Prompt. Line count for the string "true": give the number of lines in the data below that contain it, and nothing more.

Record excerpts.

--- START ---

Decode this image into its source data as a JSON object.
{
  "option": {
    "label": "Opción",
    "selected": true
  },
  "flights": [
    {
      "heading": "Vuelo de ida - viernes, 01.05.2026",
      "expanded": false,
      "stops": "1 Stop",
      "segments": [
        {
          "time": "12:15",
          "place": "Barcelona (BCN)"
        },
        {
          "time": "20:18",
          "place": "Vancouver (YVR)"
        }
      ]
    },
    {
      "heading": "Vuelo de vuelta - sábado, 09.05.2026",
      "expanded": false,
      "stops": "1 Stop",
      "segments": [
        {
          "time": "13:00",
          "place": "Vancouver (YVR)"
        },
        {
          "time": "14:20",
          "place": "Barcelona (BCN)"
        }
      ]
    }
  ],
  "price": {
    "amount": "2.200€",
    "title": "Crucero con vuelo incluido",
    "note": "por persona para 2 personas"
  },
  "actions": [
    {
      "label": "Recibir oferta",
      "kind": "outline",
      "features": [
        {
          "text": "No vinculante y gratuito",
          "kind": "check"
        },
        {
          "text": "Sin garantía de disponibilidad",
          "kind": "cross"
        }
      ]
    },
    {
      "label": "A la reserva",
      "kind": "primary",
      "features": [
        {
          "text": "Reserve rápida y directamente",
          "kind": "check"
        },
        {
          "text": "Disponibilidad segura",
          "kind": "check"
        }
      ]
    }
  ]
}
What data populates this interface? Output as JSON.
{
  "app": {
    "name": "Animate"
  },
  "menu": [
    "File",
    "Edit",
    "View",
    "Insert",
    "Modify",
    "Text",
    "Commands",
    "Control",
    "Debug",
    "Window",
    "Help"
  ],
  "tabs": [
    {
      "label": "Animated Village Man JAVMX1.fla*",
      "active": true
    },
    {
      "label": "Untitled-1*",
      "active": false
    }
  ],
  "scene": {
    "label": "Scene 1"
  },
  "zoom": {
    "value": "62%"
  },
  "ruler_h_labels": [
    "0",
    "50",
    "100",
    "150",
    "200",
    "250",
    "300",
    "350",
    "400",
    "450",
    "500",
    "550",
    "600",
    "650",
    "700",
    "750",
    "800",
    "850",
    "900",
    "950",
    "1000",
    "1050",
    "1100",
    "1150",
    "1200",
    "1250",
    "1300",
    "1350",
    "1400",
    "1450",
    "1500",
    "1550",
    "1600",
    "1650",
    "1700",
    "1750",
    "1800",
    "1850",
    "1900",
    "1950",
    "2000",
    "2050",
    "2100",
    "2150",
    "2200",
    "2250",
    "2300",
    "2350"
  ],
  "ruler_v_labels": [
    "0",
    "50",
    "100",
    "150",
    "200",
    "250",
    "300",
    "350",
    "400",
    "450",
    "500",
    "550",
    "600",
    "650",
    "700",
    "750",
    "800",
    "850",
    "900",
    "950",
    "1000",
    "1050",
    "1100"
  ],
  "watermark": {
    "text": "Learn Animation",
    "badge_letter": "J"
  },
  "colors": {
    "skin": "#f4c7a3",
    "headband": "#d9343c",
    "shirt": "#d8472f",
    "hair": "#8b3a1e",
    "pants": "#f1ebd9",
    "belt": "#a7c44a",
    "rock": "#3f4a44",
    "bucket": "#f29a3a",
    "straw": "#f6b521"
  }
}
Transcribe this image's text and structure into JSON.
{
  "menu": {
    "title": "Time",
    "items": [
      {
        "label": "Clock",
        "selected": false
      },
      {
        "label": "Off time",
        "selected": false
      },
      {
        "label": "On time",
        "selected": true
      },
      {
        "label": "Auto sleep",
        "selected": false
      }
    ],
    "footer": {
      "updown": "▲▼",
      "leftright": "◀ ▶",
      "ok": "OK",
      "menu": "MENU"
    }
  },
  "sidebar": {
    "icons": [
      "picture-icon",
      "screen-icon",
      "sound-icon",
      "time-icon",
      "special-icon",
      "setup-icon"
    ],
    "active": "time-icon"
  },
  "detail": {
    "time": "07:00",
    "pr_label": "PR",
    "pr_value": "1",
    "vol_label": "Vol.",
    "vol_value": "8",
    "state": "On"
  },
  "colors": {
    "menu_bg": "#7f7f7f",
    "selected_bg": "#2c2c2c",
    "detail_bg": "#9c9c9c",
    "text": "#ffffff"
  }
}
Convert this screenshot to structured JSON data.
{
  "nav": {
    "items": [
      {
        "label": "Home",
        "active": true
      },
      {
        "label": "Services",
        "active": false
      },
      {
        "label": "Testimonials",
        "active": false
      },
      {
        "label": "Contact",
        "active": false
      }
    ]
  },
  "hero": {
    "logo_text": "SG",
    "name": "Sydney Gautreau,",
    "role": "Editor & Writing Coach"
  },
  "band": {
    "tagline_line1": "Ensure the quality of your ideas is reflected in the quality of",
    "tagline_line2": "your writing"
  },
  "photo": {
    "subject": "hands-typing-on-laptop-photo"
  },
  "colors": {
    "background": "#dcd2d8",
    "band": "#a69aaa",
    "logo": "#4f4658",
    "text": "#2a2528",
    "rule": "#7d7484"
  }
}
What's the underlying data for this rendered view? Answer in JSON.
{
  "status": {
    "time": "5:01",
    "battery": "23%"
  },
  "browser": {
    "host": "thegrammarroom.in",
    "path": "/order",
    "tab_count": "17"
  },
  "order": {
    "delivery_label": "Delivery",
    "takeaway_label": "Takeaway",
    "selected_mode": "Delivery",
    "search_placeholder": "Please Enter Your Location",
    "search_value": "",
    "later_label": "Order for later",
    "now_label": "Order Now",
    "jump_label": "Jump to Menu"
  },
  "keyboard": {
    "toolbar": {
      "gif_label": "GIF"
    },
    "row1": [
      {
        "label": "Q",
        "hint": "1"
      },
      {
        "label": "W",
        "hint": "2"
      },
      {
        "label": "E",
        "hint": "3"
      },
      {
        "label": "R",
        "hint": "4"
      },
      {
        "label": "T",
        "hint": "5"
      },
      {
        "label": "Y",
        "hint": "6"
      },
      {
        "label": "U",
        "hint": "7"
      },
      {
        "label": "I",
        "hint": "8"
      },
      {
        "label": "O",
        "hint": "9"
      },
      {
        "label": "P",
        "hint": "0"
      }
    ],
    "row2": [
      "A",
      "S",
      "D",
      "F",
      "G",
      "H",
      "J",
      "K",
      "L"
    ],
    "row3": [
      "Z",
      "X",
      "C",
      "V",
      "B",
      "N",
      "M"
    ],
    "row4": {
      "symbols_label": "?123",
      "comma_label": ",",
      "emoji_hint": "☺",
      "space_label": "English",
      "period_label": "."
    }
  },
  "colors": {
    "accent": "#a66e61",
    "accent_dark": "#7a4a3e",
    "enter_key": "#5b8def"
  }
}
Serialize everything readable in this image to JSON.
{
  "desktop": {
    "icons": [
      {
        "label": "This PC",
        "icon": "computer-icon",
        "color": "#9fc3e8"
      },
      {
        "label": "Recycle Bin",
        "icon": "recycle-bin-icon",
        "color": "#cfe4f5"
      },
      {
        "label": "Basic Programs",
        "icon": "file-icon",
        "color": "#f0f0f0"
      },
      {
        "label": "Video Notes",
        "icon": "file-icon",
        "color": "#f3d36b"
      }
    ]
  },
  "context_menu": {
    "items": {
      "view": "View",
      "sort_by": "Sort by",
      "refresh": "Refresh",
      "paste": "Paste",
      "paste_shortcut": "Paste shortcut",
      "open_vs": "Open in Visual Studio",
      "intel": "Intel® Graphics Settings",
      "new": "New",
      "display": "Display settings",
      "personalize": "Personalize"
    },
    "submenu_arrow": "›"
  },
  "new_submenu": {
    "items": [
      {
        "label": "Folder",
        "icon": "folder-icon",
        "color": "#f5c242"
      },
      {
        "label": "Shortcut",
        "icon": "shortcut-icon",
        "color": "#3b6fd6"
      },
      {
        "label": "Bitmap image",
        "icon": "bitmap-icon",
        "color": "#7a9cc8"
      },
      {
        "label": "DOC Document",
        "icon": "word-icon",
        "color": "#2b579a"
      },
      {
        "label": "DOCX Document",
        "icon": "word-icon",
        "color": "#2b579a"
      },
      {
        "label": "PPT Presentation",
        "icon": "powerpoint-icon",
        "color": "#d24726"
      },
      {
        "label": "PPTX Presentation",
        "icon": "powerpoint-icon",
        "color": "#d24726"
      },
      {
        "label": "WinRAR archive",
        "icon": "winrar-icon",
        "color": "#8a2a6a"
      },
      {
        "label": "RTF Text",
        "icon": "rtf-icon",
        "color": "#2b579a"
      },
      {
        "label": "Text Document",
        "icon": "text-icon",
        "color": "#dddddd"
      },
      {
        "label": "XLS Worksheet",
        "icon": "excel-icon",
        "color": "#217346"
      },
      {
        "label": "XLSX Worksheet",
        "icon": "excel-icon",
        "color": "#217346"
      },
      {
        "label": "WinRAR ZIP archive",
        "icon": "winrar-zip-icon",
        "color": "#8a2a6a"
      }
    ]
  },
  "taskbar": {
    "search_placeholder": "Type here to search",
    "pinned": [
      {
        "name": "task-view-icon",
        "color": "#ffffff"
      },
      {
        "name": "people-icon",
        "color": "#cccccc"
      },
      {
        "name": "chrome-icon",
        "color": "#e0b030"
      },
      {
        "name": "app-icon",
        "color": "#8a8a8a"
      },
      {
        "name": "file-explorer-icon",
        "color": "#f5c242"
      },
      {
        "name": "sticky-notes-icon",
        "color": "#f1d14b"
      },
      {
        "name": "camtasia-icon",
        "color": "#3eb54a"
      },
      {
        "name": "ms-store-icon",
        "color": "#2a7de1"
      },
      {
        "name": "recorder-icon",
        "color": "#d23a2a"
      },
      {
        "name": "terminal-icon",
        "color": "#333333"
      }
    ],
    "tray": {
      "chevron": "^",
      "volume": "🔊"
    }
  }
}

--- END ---

Output of the task. 4